■ Required action
When "subscribed" occurs in a line of the material, copy that line.

■ Dataset extract
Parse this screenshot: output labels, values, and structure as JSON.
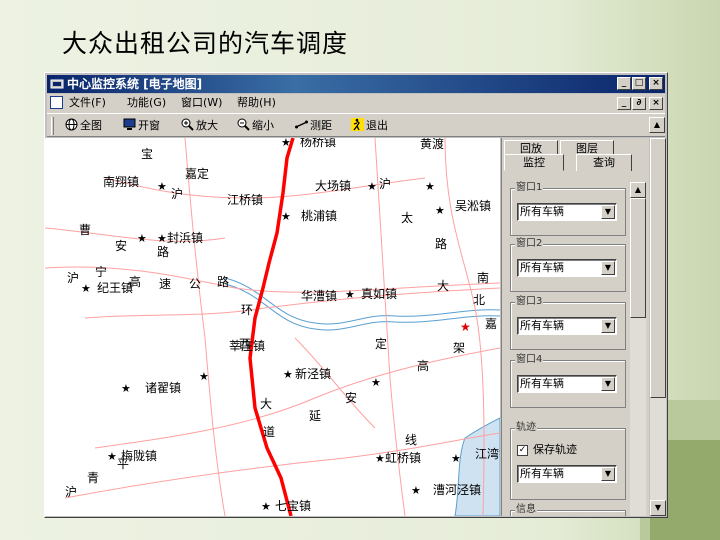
{
  "slide": {
    "title": "大众出租公司的汽车调度"
  },
  "window": {
    "title": "中心监控系统 [电子地图]",
    "controls": {
      "min": "_",
      "max": "□",
      "close": "×"
    },
    "child_controls": {
      "min": "_",
      "restore": "∂",
      "close": "×"
    }
  },
  "menu": [
    {
      "label": "文件(F)"
    },
    {
      "label": "功能(G)"
    },
    {
      "label": "窗口(W)"
    },
    {
      "label": "帮助(H)"
    }
  ],
  "toolbar": [
    {
      "label": "全图",
      "icon": "globe-icon"
    },
    {
      "label": "开窗",
      "icon": "monitor-icon"
    },
    {
      "label": "放大",
      "icon": "zoom-in-icon"
    },
    {
      "label": "缩小",
      "icon": "zoom-out-icon"
    },
    {
      "label": "测距",
      "icon": "ruler-icon"
    },
    {
      "label": "退出",
      "icon": "exit-icon"
    }
  ],
  "panel": {
    "tabs": [
      "回放",
      "图层",
      "监控",
      "查询"
    ],
    "groups": [
      {
        "label": "窗口1",
        "value": "所有车辆"
      },
      {
        "label": "窗口2",
        "value": "所有车辆"
      },
      {
        "label": "窗口3",
        "value": "所有车辆"
      },
      {
        "label": "窗口4",
        "value": "所有车辆"
      }
    ],
    "track": {
      "label": "轨迹",
      "checkbox_label": "保存轨迹",
      "checked": true,
      "value": "所有车辆"
    },
    "info": {
      "label": "信息"
    }
  },
  "scroll": {
    "up": "▲",
    "down": "▼",
    "check": "✓",
    "arrow": "▼"
  },
  "map": {
    "labels": {
      "l1": "杨桥镇",
      "l2": "黄渡",
      "l3": "南翔镇",
      "l4": "嘉定",
      "l5": "大场镇",
      "l6": "桃浦镇",
      "l7": "江桥镇",
      "l8": "封浜镇",
      "l9": "曹",
      "l10": "安",
      "l11": "路",
      "l12": "沪",
      "l13": "宁",
      "l14": "高",
      "l15": "速",
      "l16": "公",
      "l17": "路",
      "l18": "纪王镇",
      "l19": "华漕镇",
      "l20": "新泾镇",
      "l21": "虹桥镇",
      "l22": "莘庄镇",
      "l23": "漕河泾镇",
      "l24": "梅陇镇",
      "l25": "七宝镇",
      "l26": "真如镇",
      "l27": "诸翟镇",
      "l28": "环",
      "l29": "西",
      "l30": "大",
      "l31": "道",
      "l32": "延",
      "l33": "安",
      "l34": "高",
      "l35": "架",
      "l36": "南",
      "l37": "北",
      "l38": "线",
      "l39": "青",
      "l40": "平",
      "l41": "沪",
      "l42": "太",
      "l43": "路",
      "l44": "吴淞镇",
      "l45": "江湾镇",
      "l46": "宝",
      "l47": "沪",
      "l48": "大",
      "l49": "嘉",
      "l50": "定",
      "l51": "沪"
    }
  },
  "colors": {
    "titlebar": "#0a246a",
    "route": "#ff0000",
    "roads": "#ffa0a0",
    "river": "#5a9fd0"
  }
}
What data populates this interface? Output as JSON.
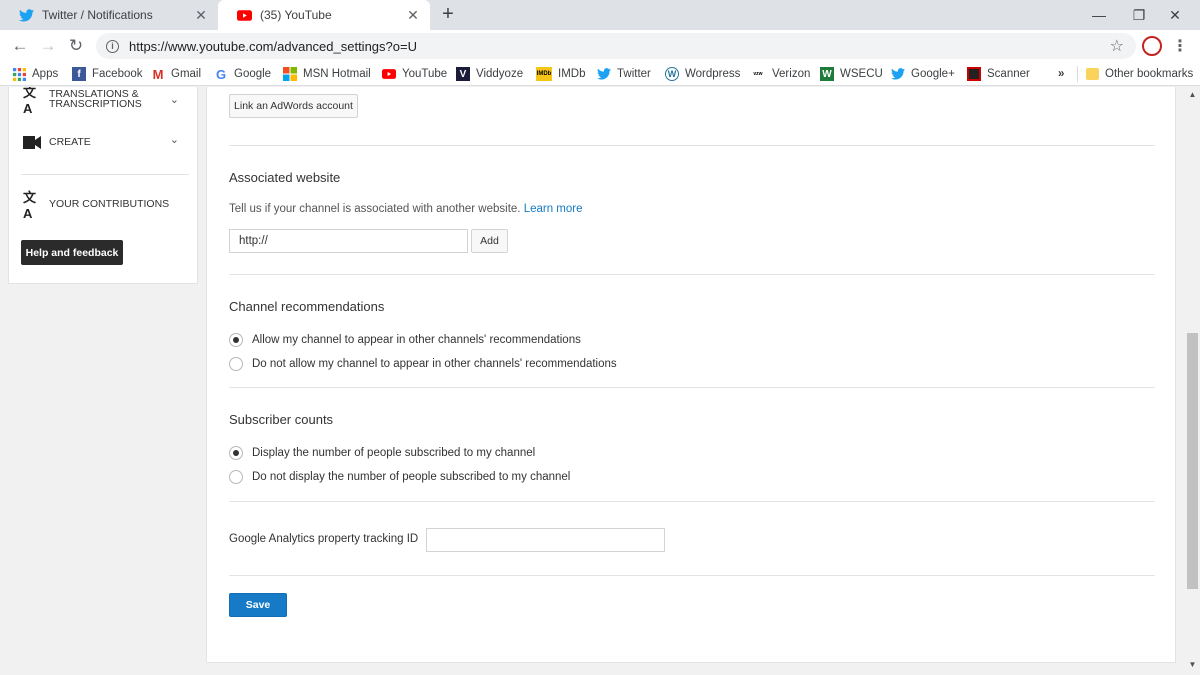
{
  "browser": {
    "tabs": [
      {
        "title": "Twitter / Notifications",
        "icon": "twitter-icon",
        "active": false
      },
      {
        "title": "(35) YouTube",
        "icon": "youtube-icon",
        "active": true
      }
    ],
    "url": "https://www.youtube.com/advanced_settings?o=U",
    "bookmarks": [
      {
        "label": "Apps",
        "icon": "apps-grid-icon"
      },
      {
        "label": "Facebook",
        "icon": "facebook-icon"
      },
      {
        "label": "Gmail",
        "icon": "gmail-icon"
      },
      {
        "label": "Google",
        "icon": "google-icon"
      },
      {
        "label": "MSN Hotmail",
        "icon": "msn-icon"
      },
      {
        "label": "YouTube",
        "icon": "youtube-icon"
      },
      {
        "label": "Viddyoze",
        "icon": "viddyoze-icon"
      },
      {
        "label": "IMDb",
        "icon": "imdb-icon"
      },
      {
        "label": "Twitter",
        "icon": "twitter-icon"
      },
      {
        "label": "Wordpress",
        "icon": "wordpress-icon"
      },
      {
        "label": "Verizon",
        "icon": "verizon-icon"
      },
      {
        "label": "WSECU",
        "icon": "wsecu-icon"
      },
      {
        "label": "Google+",
        "icon": "twitter-icon"
      },
      {
        "label": "Scanner",
        "icon": "scanner-icon"
      }
    ],
    "overflow": "»",
    "other_bookmarks": "Other bookmarks"
  },
  "sidebar": {
    "translations": "TRANSLATIONS & TRANSCRIPTIONS",
    "create": "CREATE",
    "contributions": "YOUR CONTRIBUTIONS",
    "help": "Help and feedback"
  },
  "main": {
    "adwords_button": "Link an AdWords account",
    "website": {
      "title": "Associated website",
      "description": "Tell us if your channel is associated with another website.",
      "learn_more": "Learn more",
      "input_value": "http://",
      "add_button": "Add"
    },
    "recommendations": {
      "title": "Channel recommendations",
      "options": [
        {
          "label": "Allow my channel to appear in other channels' recommendations",
          "selected": true
        },
        {
          "label": "Do not allow my channel to appear in other channels' recommendations",
          "selected": false
        }
      ]
    },
    "subscribers": {
      "title": "Subscriber counts",
      "options": [
        {
          "label": "Display the number of people subscribed to my channel",
          "selected": true
        },
        {
          "label": "Do not display the number of people subscribed to my channel",
          "selected": false
        }
      ]
    },
    "analytics_label": "Google Analytics property tracking ID",
    "analytics_value": "",
    "save_button": "Save"
  },
  "colors": {
    "link": "#167ac6",
    "primary_button": "#167ac6",
    "help_button": "#2b2b2b"
  }
}
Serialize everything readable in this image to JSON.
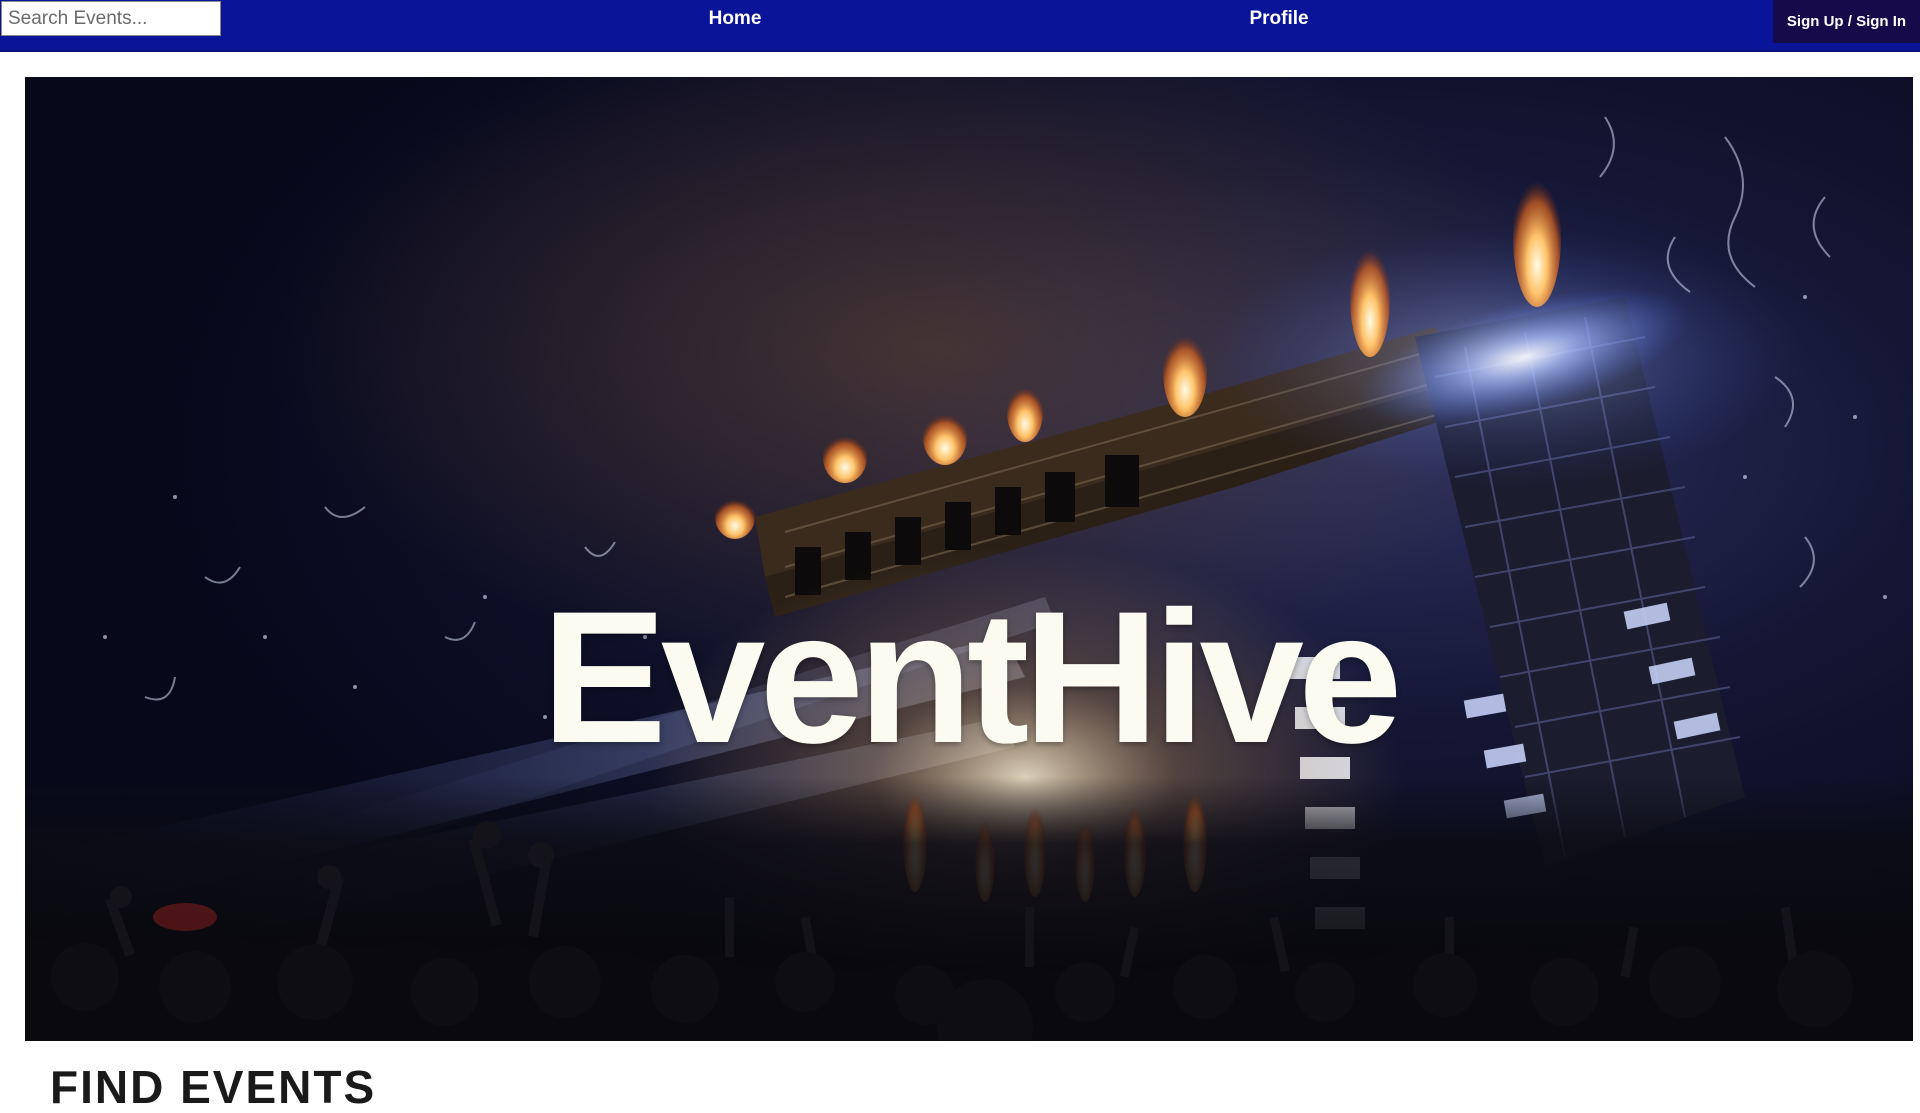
{
  "navbar": {
    "search_placeholder": "Search Events...",
    "links": [
      {
        "label": "Home"
      },
      {
        "label": "Profile"
      }
    ],
    "signin_label": "Sign Up / Sign In",
    "bg_color": "#0a1499",
    "signin_bg_color": "#160a4a"
  },
  "hero": {
    "title": "EventHive",
    "image_icon": "concert-stage-photo"
  },
  "section": {
    "heading": "FIND EVENTS"
  }
}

■ Response area
          "label": "Display the number of people subscribed to my channel",
          "label": "Do not display the number of people subscribed to my channel",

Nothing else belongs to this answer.